This book is a comprehensive resource for fluorescence technology that is continually updated. It contains detailed information about the thousands of Molecular Probes products available for fluorescence and imaging applications. The book is divided into six main parts, with a total of 23 chapters, each discussing a product group with common properties or applications. Each chapter is further subdivided into sections, grouping products by more narrowly defined properties or applications. If a product has multiple applications, it may appear in more than one location.

Part I highlights properties of fluorescent labels including their properties and labeling chemistries. This part contains a section with an introduction to fluorescence techniques and five chapters (1-5) devoted to fluorophores and their amine-reactive derivatives, thiol-reactive probes, chemistry and functional group modifications, biotin and hapten derivatives, and crosslinking and photoactivatable reagents.

Part II is devoted to detection of biomolecules: signal amplification and secondary detection. This part consists of two chapters (6 and 7), which describe ultrasensitive detection technology and antibodies, avidins and lectins.

Part III (chapters 8-10) describes technique of detecting cell components: nucleic acid and protein analysis. The final chapter of this part highlights enzyme substrates and assays.

Part IV collects four chapters (11-14) with the following topics: probes for cytoskeletal proteins, probes for organelles, probes for lipids and membranes, and fluorescent tracers of cell morphology and fluid flow.

Part V describes fluoro-probes as tools for study of cell function: from cell viability to ion flux. This part consists of eight chapters (15-22) with the following topics: assays for cell viability, proliferation, and function, probes for endocytosis, receptors and ion channels, probes for signal transduction, reactive oxygen species, indicators for Ca2+, Mg2+, Zn2+ and other metal ions, pH indicators, indicators for Na+, K+, Cl and miscellaneous ions, and probes for membrane potential.

Part VI (chapter 23) highlights integrating technology and instrumentation and focuses on antifades and other tools for fluorescence.

At the end of the book there is an appendix with trademark information, limited use label licenses, master product and catalog number lists, and subject index.

The book is prepared by various experts including chemists, cell and molecular biologists, and electrical, mechanical, optical, and software engineers from all over the world. It is very comprehensive handbook for many specialists working in biochemistry, molecular biology, biotechnology, molecular medicine, and other branches of research.
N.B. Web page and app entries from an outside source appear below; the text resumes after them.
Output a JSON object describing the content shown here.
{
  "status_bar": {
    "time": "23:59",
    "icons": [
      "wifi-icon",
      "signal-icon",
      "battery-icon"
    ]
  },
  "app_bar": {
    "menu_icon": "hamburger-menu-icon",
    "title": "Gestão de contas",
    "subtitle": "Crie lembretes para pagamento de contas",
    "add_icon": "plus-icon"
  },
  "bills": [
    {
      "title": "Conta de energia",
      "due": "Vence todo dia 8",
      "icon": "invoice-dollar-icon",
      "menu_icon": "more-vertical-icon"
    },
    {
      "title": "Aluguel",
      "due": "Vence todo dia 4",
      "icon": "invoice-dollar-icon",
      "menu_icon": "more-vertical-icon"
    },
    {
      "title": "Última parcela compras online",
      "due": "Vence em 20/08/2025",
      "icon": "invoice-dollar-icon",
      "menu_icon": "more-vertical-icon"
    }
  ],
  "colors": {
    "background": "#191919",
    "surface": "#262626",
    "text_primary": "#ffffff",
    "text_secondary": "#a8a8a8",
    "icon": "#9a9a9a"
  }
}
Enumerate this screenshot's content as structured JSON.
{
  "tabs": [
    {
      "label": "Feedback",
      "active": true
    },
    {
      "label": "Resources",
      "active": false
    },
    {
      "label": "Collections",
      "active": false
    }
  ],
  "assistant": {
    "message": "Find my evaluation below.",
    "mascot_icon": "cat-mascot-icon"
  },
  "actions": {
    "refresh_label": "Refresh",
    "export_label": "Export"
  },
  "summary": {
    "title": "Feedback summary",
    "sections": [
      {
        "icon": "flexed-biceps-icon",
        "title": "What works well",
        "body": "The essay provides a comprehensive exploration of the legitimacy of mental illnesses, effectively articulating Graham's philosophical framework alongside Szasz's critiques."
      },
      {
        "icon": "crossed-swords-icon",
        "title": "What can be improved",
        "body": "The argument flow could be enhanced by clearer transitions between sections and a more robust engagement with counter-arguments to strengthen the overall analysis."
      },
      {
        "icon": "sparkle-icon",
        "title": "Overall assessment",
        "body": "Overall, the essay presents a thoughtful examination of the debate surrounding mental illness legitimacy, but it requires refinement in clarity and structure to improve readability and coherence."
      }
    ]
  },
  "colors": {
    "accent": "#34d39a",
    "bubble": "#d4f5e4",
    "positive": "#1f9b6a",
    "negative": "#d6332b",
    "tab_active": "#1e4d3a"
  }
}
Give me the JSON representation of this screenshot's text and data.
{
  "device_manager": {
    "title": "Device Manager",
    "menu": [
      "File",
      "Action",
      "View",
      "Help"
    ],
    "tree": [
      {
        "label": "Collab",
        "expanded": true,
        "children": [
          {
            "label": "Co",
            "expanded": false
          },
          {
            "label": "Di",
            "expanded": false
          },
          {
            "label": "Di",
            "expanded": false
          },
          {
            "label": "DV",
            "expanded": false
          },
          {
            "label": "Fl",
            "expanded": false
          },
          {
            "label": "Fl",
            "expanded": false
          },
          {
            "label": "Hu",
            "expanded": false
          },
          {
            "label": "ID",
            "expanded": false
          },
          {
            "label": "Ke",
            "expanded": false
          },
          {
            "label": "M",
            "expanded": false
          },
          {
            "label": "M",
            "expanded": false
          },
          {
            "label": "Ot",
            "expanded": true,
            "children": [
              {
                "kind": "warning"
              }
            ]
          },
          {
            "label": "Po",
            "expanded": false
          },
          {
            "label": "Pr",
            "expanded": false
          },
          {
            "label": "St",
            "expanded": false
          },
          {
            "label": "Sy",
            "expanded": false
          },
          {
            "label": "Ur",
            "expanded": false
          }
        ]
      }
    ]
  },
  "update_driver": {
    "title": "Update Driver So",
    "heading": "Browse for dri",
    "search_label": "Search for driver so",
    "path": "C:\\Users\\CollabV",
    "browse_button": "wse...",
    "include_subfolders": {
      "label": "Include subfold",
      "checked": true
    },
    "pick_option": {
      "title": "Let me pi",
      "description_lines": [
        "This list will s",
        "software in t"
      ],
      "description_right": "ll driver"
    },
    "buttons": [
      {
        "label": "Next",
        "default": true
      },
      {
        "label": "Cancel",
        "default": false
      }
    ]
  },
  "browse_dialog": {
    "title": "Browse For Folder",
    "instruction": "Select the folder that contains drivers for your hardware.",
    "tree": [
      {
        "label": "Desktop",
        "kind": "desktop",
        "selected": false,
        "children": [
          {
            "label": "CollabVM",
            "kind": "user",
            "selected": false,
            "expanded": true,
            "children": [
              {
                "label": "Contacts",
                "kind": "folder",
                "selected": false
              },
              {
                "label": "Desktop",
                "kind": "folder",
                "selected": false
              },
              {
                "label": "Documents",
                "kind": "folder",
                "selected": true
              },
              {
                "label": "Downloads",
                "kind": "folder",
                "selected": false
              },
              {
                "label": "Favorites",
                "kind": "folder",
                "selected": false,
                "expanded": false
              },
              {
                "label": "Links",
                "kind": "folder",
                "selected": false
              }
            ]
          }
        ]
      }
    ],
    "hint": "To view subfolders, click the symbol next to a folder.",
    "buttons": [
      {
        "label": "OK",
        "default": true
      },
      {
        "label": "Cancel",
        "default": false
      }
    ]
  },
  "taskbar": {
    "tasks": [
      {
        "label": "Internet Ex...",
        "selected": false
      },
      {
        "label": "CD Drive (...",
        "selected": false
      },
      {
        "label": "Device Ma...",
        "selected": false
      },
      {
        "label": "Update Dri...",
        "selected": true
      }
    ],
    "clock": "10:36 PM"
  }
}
An online version of the handbook is also available at Molecular Probes website (www.invitrogen.com/probes).

Doctor of Biological Sciences
G. Ya. Wiederschain